DETROIT — Delphi Corp., the nation's largest auto supplier, filed for bankruptcy Saturday, alarming a U.S. auto industry already weakened by high labor costs and falling market share.
Delphi's bankruptcy, which is expected to result in plant closures and layoffs, is one of the largest in U.S. history. The company has 50,000 U.S. employees.
The company filed in federal Bankruptcy Court in New York to reorganize its U.S. operations. A judge said Saturday that Delphi could continue operating, and set more comprehensive hearings for Tuesday. Delphi's non-U.S. operations were not included in the filing.
Robert S. Miller, Delphi chairman and chief executive, said the company hoped to emerge from Chapter 11 in early to mid-2007.
"We will make every effort to make this as quick as possible," Miller said Saturday.
Miller said Delphi would continue to pay employees and suppliers and would ship its products on schedule, although the company's former parent, General Motors Corp., said the filing could cause supply problems.
"We are not going to adversely affect our customers," Miller said. "Our people will get their paychecks and will still have their health benefits. Retirees will continue to get their checks. Any changes to that will be dealt with in an orderly way."
Miller, a restructuring expert who was hired in July, had threatened to take the company into bankruptcy if he failed to reach a restructuring agreement with GM and its largest union, United Auto Workers. Miller set a deadline of Oct. 17, when U.S. bankruptcy laws are scheduled to change.
Miller said Delphi would continue negotiating with GM and the UAW to lower its labor costs; wages for many Delphi workers are set by the company's spinoff agreement with GM. Miller said the three parties agreed to continue their discussions after a bankruptcy filing.
UAW officials blasted Delphi's decision to file for bankruptcy one day after sweetening the severance packages of 21 top executives to help persuade them to stay at the company.
"Once again, we see the disgusting spectacle of the people at the top taking care of themselves at the same time they are demanding extraordinary sacrifices from their hourly workers, engineers, administrative and support staff, midlevel managers and others," union leaders said in a statement.
Delphi said it made the change after determining its severance package for top executives was not competitive.
John Butler Jr., a bankruptcy attorney for the company, said Delphi would attempt "some restructuring of its collective bargaining agreements" during the reorganization. Delphi's contract with the UAW expires in October 2007.

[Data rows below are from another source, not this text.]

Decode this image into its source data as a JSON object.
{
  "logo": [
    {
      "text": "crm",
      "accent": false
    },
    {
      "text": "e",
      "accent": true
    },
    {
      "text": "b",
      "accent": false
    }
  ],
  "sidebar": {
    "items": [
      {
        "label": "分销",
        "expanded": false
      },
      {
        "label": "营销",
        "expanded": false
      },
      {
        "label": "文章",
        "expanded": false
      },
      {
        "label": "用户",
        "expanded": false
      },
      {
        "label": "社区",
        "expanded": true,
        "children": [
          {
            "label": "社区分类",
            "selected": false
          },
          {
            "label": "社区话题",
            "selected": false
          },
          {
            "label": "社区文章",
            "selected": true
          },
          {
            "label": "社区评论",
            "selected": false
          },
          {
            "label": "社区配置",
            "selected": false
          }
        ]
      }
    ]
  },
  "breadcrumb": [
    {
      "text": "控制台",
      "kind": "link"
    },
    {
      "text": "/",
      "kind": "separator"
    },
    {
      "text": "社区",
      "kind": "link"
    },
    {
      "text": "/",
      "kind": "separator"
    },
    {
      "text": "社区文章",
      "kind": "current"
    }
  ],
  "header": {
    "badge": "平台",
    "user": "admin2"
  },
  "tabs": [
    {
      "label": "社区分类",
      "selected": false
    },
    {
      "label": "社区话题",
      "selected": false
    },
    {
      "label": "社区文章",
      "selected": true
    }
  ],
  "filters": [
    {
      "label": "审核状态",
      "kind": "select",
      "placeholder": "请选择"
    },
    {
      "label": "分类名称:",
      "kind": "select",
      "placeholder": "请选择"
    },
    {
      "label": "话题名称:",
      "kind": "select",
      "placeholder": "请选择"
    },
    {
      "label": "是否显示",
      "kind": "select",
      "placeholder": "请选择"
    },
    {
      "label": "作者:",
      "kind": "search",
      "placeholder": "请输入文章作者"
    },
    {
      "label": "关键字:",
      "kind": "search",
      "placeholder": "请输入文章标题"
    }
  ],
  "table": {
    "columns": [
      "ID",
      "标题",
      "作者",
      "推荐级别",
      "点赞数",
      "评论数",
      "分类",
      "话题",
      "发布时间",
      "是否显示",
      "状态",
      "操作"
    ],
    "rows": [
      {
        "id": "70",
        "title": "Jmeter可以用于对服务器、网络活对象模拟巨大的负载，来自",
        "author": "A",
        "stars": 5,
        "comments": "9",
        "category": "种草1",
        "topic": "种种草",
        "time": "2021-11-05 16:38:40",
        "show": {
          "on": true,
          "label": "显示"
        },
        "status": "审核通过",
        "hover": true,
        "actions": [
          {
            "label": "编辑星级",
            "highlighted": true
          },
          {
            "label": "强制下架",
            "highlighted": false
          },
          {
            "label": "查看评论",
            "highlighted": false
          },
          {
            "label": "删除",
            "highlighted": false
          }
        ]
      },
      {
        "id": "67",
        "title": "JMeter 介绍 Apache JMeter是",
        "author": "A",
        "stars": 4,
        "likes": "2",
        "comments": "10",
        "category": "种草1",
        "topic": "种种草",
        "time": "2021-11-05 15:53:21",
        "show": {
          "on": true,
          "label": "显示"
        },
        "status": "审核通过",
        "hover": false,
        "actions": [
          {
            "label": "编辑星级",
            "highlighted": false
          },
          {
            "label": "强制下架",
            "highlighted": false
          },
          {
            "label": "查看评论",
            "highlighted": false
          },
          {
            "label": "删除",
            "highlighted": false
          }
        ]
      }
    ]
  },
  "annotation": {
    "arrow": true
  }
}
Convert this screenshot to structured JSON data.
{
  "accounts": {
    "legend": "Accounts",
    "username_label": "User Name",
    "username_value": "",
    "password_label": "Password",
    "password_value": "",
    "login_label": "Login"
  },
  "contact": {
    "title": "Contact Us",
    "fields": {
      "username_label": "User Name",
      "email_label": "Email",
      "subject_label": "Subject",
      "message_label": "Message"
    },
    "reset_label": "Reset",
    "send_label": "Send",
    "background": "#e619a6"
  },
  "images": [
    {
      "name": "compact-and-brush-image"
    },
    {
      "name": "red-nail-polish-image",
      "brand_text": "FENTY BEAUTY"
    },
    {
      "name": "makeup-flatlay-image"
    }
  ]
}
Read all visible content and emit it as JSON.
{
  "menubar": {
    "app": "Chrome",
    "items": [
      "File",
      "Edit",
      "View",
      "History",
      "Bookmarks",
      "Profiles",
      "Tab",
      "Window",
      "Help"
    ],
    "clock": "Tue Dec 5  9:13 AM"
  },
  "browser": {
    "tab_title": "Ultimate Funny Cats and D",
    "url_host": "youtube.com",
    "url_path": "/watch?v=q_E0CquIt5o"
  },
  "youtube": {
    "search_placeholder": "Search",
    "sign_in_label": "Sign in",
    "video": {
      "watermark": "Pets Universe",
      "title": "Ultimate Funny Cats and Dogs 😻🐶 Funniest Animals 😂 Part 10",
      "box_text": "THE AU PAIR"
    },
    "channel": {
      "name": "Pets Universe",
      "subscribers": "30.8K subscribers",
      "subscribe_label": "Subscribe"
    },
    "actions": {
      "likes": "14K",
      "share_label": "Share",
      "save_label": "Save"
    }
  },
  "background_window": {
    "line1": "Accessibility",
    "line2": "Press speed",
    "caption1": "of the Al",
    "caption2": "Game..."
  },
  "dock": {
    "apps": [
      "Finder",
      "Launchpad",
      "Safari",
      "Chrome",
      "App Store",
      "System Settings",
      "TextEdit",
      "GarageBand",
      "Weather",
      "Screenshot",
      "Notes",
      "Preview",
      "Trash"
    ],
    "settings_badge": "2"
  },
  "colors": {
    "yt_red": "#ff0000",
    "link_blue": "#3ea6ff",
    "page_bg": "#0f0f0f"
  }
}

Delphi also intends to try to scale back pension benefits, Butler said during Saturday's hearing. "The current level of retirement benefits is unsustainable and will eventually sink the company," he said.
Jim Gillette, supplier analyst for CSM Worldwide in Grand Rapids, Mich., said he expected a number of underperforming plants to be shuttered or sold. He also said the bankruptcy could prompt other companies to file.
"This is not going to be an isolated incident," he said. "It's really going to be a rough few weeks and a rough few months for the industry."
Delphi will finance its operations with $4.5 billion in loans, including up to $2 billion in debtor-in-possession financing from a group of lenders led by JPMorgan Chase Bank and Citigroup Global Markets Inc.
Based in the Detroit suburb of Troy, Delphi has struggled to make a profit since GM spun it off in 1999. It lost $4.8 billion in 2004 and nearly $750 million in the first half of this year.